In recognition of the increasing impact television has on decision-making by bringing world attention to conflicts and threats to peace and security and its potential role in sharpening the focus on other major issues, including economic and social issues, the United Nations General Assembly proclaimed 21 November as World Television Day (through resolution 51/205 of 17 December 1996).
World Television Day is not so much a celebration of the tool, but rather the philosophy which it represents. Television represents a symbol for communication and globalization in the contemporary world.
Impact of Television on Our Lives
The world today is controlled by advancements in technology. We live in a society that depends on information technology and communications to perform its daily activities, including work, entertainment, education, health care, personal relationships, travel, and many other pursuits.

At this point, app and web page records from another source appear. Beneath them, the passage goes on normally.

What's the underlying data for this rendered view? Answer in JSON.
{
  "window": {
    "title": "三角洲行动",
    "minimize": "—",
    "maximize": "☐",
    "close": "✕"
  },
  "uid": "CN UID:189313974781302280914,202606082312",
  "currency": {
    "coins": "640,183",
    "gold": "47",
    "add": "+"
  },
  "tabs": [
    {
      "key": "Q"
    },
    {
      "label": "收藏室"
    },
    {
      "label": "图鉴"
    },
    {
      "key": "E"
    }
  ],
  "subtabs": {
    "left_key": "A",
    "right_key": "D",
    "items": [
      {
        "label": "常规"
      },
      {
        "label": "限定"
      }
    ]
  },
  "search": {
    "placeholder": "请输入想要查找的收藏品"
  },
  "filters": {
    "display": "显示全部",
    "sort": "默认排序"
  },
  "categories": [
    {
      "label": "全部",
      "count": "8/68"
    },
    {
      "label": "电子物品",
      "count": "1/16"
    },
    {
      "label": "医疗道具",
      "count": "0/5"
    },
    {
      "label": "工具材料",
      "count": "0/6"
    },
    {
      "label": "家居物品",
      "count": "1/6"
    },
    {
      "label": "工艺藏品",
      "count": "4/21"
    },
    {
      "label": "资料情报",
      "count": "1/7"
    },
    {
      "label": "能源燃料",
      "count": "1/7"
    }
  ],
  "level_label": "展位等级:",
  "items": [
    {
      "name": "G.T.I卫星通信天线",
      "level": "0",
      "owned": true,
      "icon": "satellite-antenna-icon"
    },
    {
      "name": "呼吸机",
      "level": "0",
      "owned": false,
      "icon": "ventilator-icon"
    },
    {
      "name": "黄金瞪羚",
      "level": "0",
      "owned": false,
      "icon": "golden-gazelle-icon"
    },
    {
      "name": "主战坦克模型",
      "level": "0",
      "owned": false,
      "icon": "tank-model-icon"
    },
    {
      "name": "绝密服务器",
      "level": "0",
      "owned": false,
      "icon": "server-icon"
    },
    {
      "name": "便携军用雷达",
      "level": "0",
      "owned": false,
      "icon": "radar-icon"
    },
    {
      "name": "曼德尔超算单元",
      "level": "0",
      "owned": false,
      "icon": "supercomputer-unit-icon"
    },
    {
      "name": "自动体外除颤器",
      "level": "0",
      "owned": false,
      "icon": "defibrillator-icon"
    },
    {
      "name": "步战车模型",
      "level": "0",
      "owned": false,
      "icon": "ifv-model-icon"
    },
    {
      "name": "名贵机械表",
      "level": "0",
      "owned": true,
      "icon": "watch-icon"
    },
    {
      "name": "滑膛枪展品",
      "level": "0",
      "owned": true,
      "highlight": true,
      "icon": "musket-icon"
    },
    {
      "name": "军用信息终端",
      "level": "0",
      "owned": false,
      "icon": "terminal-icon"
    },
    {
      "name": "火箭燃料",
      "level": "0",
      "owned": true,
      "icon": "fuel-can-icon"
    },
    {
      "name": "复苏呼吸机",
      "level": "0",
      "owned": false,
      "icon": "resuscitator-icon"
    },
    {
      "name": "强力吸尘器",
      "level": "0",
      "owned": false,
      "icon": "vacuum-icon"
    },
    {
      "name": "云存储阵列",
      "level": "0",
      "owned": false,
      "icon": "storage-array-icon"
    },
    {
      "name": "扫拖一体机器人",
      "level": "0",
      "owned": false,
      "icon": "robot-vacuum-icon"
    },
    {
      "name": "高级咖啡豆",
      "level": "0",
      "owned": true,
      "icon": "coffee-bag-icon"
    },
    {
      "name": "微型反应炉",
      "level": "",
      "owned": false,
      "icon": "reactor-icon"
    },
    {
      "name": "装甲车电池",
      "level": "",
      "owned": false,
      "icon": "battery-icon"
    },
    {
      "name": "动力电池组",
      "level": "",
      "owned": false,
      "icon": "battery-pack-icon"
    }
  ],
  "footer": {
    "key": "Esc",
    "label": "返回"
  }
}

Everything we experience through television shapes and influences our lives. Television educates, informs, entertains, instructs, and influences us in so many ways. The youth are greatly influenced by images and we can expect new value systems to emerge among them.
On 21 and 22 November 1996 the United Nations held the first World Television Forum, where leading media figures met under the auspices of the United Nations to discuss the growing significance of television in today's changing world and to consider how they might enhance their mutual cooperation. That is why the General Assembly decided to proclaim 21 November as World Television Day.
This was done in recognition of the increasing impact television has on the process of decision-making. Television was thus acknowledged as a major tool in informing, channeling and affecting public opinion. Its impact and presence and its influence on world politics could not be denied.